Lischeid, G; Moritz, K; Bittersohl, J; Alewell, C; Matzner, E: Sinks of anthropogenic nitrogen and sulphate in the Lehstenbach catchment (Fichtelgebirge): lessons learned concerning reversibility., Silva Gabreta, 4, 41-50 (2000)
The Lehstenbach Catchment Study in the Fichtelgebirge region was one of many set up in 1987 to investigate the impact of sulphur and nitrogen emissions on soil, groundwater and reshwater quality. Sulphate immissions as determined by throughfall decreased by 50% down to 1 kmol ha-1 a-1 in the last 12 years. So far, recovery seems to be restricted to the top soil layers, whereas sulphate accumulation still continues in the deeper layers of the aquifer. Based on the analysis of nine cores of 10 m depth, the total sulphate pool in this layer is estimated to be about 90 kmol ha-1. This pool is clearly reversibly bound. Its dynamics can be described by desorption isotherms. For nitrogen, export via the catchment runoff and net uptake by plants accounts for only one third of the total nitrogen sink. Redox processes have been shown to occur locally. However, this seems to be only a minor sink for both sulphur and nitrogen at the catchment scale. Instead, there is strong evidence that a substantial proportion of the nitrogen in the catchment is bound by adsorption to the solid phase in the deeper layers of the aquifer.

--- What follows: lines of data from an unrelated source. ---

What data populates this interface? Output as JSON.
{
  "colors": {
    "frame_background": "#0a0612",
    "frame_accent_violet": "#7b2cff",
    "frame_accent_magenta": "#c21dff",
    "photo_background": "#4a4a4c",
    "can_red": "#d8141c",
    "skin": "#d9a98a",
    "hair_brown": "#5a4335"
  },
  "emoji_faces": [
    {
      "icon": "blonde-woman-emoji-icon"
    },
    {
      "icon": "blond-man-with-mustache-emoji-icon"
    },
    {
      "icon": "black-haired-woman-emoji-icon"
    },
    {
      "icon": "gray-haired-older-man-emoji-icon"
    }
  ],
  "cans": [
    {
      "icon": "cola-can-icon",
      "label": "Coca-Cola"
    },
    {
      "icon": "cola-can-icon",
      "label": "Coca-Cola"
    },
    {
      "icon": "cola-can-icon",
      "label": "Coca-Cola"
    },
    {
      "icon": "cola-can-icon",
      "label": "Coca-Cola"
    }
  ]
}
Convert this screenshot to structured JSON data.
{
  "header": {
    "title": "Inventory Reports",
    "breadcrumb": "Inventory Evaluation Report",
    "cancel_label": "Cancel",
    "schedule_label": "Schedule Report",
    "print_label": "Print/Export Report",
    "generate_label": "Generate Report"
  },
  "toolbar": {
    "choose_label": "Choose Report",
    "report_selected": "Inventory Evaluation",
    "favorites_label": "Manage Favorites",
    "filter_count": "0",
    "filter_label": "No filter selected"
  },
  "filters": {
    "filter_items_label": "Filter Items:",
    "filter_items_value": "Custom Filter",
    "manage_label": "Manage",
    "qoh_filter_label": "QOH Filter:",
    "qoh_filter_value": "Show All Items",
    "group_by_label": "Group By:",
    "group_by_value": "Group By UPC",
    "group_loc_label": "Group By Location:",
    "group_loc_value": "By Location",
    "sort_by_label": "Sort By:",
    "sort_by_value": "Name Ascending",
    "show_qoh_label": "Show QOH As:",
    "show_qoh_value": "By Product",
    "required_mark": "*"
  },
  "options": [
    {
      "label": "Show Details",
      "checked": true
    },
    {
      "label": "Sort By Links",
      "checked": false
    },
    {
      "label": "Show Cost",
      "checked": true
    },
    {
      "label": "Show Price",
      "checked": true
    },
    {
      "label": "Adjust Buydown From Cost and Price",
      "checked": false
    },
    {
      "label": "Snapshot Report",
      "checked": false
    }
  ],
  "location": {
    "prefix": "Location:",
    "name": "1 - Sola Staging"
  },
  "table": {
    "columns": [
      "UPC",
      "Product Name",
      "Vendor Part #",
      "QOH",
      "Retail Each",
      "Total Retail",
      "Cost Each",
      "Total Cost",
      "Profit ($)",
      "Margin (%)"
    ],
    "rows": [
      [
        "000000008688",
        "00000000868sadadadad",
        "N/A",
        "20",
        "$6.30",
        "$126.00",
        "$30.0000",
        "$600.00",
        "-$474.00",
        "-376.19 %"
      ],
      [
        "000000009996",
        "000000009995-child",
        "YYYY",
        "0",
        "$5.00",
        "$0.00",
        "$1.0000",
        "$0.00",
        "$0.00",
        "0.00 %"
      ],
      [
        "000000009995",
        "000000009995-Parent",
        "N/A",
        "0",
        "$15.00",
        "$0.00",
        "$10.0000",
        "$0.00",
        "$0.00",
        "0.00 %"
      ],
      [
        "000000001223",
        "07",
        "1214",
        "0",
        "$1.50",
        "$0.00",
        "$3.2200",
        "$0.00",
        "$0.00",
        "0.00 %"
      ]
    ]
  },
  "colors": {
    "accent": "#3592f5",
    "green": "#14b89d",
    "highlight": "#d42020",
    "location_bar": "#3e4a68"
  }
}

This process is at present not well understood.

last modified 2014-08-27